The corporation noted that a total value of N74.72 billion naira was collected as sales revenue for white product sold by PPMC in the month of February 2016 compared with 71.62 billion naira collected in the prior month of January 2016.
According to NNPC, total revenues generated from the sales of white products for the period March 2015 to February 2016 stands at 706.59 billion naira where PMS contributed about 89.52 of the revenues collected with a value of
632.55 billion naira.
Nyong, who spoke at a meeting with some major independent marketers in the state as part of efforts in resolving the lingering fuel scarcity in the state that has lasted for over a month, said: “This meeting is not a union meeting but purely a state issue intended to ensure that products reach their destination because the scarcity is biting hard on the people.”
The commissioner said that was one in a series of meetings with major stakeholders in the petroleum industry to ensure that the state was given a fair share in the allocations of petroleum products at the NNPC depot.
According to a statement yesterday by Lagos Commissioner for Information and Strategy, Mr. Steve Ayorinde, the state consumes more than 40 per cent of the fuel and energy needs of the country and therefore appreciates that the impact of the scarcity would be felt more in the state.

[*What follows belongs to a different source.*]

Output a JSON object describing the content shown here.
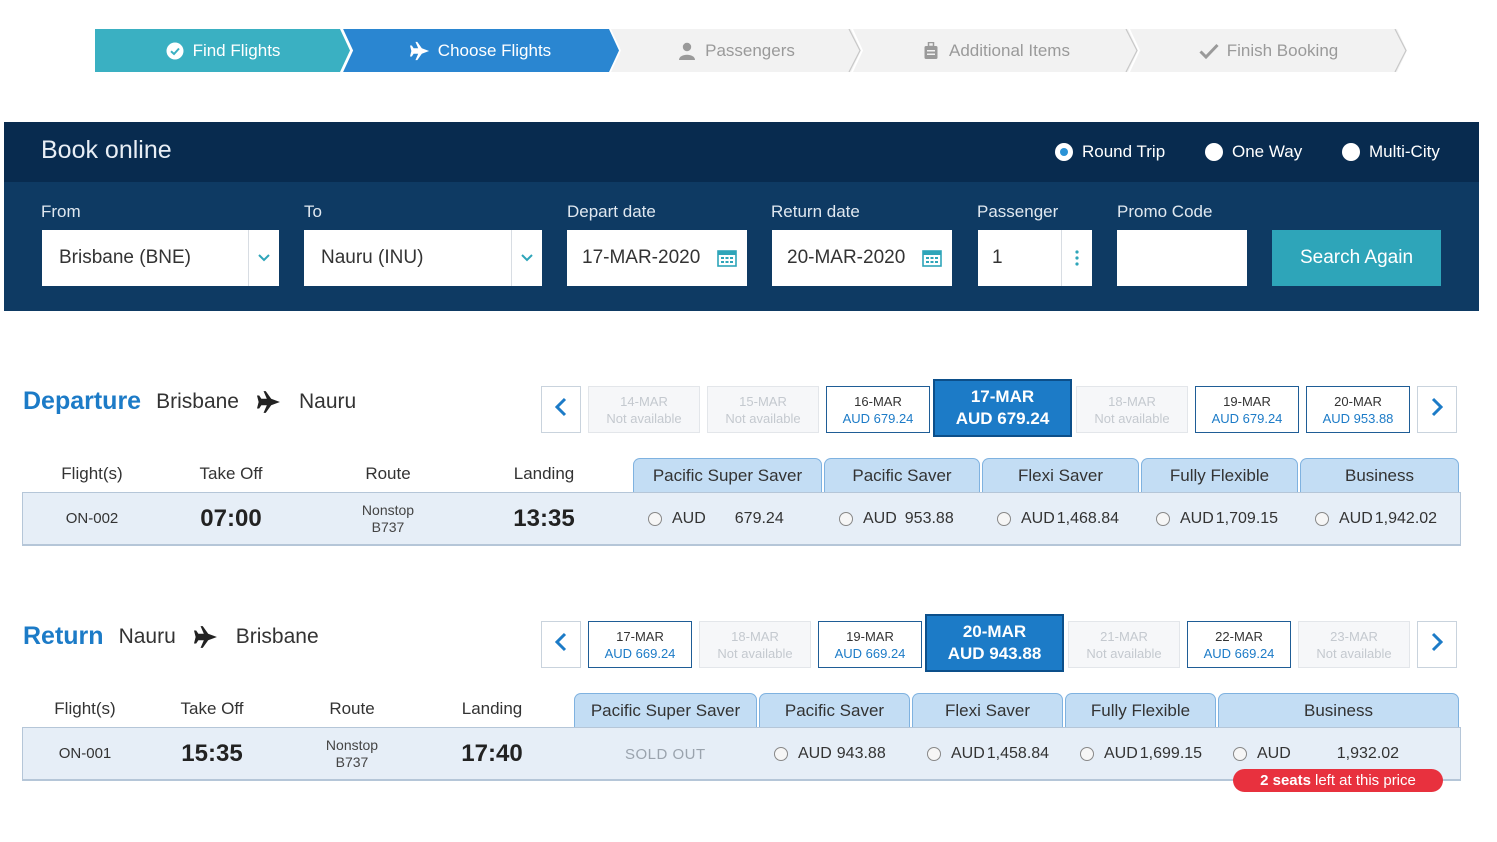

He however, urged residents to remain calm, orderly and law-abiding as government was doing everything possible within its power to find an immediate solution to the crisis.
“Governor Ambode says he shares the pain and discomfort of Lagosians and assures them that President Muhammadu Buhari is deeply touched by the situation and is working round the clock to alleviate the suffering of the people,” he said.
The protesters in Edo under the aegis of Talakawa Parliament in conjunction with Returnees Foundation and Traders Welfare Union of Nigeria lamented the lingering economic crunch that has bedevilled the economy resulting in untold hardship for her residents.
The leaders of Talakawa Parliament as well as Returnee Foundation and Traders Welfare Union of Nigeria, Kola Edokapyi and Solomom Okoduwa during a peaceful protest to the Edo State Council of Nigeria Union Of Journalists (NUJ), Secretariat in Benin, said it was out of place and painful to see the Commander –in-Chief of the Armed Offices and President touring the countries of the world without realising the poverty, hunger and unemployment Nigerians were faced with coupled with the fuel scarcity in the last four months.
The groups who brandished various placard with inscriptions as “End fuel scarcity now,” ‘‘ Kill corruption, don’t kill Nigerians” and “President Buhari must stop the frequent foreign trips”, decried the untold hardship Nigerians were facing due to the fuel scarcity and public electricity supply challenges.